The price index for 63.5%-grade iron ore imports dropped 2 points from the previous week to 131. The index for 58%-grade iron ore also shed 2 points to 115. Iron ore prices are not expected to drop in the long term, because steelmakers still have a large demand for raw materials. A rebound in imported iron ore prices is likely to occur in September, the traditional peak season for consumption.
Iron ore futures fell persistently and underperformed the spot market in the week amid prudent and wait-and-see attitudes. Affected by choppy and downward futures prices, prices of some iron ore products on the spot market dipped but the decline was small due to support from traders.
Currently, iron ore prices are approaching the cost line, which is likely to dampen iron ore enterprises’ enthusiasm in production and supply.
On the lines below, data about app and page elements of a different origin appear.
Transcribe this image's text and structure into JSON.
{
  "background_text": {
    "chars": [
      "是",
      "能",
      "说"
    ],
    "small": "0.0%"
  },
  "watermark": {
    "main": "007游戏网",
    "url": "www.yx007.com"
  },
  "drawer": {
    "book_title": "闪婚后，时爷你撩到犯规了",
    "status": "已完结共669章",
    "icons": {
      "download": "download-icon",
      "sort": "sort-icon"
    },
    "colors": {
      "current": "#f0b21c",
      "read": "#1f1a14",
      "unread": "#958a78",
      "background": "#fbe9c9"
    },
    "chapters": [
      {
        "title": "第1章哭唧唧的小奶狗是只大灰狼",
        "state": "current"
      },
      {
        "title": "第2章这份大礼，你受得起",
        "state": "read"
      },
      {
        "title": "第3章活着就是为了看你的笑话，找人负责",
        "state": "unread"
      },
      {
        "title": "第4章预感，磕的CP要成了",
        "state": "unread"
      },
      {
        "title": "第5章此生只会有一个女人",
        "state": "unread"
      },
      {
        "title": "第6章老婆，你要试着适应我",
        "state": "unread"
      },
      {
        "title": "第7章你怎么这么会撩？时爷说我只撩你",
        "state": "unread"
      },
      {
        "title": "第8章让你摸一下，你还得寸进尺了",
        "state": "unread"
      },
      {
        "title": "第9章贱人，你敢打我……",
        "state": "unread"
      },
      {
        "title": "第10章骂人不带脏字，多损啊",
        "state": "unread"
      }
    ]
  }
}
In the meantime, low inventory level of steel mills and a significant fall in port stocks are favourable for a rebound in ore prices.
In the second half of this year, Chinese steel mills have a small possibility to actively cut production and are likely to maintain their rigid demand for raw materials, which will help check a further fall in iron ore prices.
Source: China Metals e-mail firstname.lastname@example.org